Multi-tasking can be difficult for those with their full mental capacities. With someone who has dementia, it can be nearly impossible. Turn the radio or TV off. If they are in a common area with other residents and their visitors, take a stroll to their room or, if it's nice, head outside for some fresh air and sunshine. A quieter, more private setting will be more relaxing for everyone, and you may be graced with a rare moment of clarity from them.
Get Their Attention
Before speaking, address them by name so they are focused on you. Let them see your face when talking to them. This will help them remember who you are as well as hear more easily. Speak slowly and if they don't respond immediately, give them a second to formulate their thoughts. If they still don't respond, say the same thing again.
Ask Simple Yes Or No Questions
Following long strings of thought are difficult for dementia patients.

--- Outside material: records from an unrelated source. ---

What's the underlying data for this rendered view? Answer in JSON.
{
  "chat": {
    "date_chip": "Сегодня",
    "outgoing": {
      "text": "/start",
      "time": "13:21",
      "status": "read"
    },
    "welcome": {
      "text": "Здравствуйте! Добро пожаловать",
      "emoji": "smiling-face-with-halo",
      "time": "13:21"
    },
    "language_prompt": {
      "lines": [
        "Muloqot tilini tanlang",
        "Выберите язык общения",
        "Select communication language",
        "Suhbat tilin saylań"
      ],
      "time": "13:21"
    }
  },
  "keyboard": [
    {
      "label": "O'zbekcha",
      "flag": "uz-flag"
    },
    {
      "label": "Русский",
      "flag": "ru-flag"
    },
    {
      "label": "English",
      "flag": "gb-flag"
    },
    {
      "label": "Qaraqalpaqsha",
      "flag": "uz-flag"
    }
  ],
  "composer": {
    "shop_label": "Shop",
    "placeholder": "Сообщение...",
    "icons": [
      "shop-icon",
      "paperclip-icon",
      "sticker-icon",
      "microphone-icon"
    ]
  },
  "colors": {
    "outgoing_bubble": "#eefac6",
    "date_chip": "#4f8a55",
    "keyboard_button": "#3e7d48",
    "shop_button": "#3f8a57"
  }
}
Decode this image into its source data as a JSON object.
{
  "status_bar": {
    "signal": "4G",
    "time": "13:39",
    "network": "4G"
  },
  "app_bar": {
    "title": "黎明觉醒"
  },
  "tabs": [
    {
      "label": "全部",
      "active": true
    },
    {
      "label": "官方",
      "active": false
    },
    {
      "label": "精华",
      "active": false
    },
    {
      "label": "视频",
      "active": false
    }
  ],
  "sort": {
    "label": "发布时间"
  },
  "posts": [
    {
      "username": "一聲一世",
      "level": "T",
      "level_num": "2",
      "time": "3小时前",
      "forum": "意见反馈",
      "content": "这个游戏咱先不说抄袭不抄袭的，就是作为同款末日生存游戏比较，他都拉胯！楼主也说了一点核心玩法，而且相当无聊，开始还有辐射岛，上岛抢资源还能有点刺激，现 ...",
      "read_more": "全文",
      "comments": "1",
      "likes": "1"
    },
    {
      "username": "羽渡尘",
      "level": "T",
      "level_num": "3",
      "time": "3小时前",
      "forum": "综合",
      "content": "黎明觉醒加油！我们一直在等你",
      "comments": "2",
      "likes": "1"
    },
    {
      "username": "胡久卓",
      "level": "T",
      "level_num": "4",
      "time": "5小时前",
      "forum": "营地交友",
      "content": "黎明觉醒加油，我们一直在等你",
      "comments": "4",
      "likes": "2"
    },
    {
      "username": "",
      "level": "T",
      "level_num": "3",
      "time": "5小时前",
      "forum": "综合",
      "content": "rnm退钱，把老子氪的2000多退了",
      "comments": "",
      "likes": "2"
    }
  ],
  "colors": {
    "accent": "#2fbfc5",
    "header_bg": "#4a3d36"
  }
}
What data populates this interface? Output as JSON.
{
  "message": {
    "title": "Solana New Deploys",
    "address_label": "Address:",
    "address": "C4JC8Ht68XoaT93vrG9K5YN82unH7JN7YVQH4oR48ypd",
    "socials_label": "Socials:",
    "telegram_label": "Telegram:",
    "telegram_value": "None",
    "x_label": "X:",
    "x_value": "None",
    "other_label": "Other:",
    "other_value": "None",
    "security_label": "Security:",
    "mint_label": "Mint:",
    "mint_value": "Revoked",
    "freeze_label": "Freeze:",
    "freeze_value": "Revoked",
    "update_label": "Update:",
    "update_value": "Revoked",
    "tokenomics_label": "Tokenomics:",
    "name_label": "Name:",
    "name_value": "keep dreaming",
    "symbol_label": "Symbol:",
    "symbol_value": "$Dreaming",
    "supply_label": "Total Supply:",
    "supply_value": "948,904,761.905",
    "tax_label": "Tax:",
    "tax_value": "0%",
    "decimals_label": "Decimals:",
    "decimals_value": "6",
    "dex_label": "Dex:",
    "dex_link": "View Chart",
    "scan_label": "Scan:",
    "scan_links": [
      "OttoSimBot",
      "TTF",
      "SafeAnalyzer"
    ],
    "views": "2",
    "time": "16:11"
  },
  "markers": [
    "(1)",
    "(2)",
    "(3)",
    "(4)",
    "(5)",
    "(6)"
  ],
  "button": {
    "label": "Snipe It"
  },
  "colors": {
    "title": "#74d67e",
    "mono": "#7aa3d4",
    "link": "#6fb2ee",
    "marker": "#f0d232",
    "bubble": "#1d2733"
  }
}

Making decisions, even the simplest ones, such as "what would you like to eat" can be stressful. Rather than offering a choice, ask if they are hungry for a hamburger. If they say no, choose something else to offer.
Break Activities Into Steps
Telling someone with dementia to "go get ready for church" isn't going to work. A request such as this will only result in confusion for them and frustration for both of you. Instead, work through each task one by one. Start with "brush your hair," and once that is done, move on to the next step.
Allow Plenty Of Time
Just as doing things with small children requires plenty of patience and extra time, so does interacting with a dementia patient. Rushing them will only stress everyone out, and if you are short-tempered, they will pick up on that. If you have to be somewhere, such as a doctor's appointment, arrive in plenty of time to help them do what they need to do without causing further anxiety.